→ **EXERCISE PROMPT**: Each line below that includes the word "name" adds one to the count; give that count and nothing else.
── RECORDS FOR THE EXERCISE
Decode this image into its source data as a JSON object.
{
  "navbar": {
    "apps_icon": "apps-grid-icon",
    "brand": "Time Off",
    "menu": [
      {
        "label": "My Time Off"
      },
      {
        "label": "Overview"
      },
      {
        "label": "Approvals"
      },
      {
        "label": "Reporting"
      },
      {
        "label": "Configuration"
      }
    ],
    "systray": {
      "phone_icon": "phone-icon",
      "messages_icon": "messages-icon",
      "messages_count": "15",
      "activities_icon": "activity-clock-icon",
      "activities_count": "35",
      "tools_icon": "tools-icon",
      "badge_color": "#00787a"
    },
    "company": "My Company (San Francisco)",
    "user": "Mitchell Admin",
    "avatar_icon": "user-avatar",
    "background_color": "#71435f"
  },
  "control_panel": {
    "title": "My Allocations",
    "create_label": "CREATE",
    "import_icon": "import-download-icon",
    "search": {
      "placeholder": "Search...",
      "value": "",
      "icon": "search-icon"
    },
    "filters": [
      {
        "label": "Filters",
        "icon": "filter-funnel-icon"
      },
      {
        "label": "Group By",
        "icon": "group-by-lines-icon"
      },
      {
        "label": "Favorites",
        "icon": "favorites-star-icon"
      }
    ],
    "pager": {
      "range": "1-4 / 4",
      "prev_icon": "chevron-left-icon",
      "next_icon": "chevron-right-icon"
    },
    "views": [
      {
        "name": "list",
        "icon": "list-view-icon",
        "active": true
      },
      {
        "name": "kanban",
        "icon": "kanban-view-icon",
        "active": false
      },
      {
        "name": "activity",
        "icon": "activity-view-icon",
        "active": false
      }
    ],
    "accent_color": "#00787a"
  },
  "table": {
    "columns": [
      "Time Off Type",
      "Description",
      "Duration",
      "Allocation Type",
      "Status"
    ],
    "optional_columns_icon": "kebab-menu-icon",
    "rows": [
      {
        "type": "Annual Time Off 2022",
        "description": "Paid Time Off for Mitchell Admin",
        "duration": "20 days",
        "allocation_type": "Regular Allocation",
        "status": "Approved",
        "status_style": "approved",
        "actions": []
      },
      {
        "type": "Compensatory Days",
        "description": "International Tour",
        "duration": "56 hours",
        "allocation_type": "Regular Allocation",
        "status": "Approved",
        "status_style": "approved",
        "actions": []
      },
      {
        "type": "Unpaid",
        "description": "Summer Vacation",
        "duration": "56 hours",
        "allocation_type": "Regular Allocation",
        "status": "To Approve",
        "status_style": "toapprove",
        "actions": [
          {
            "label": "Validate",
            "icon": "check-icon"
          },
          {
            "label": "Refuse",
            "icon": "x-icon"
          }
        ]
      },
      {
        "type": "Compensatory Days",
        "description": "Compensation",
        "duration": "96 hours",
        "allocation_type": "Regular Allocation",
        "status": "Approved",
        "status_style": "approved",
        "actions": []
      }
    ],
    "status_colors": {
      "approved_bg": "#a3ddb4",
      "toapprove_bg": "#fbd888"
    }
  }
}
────
→ **RESULT BELOW**: 3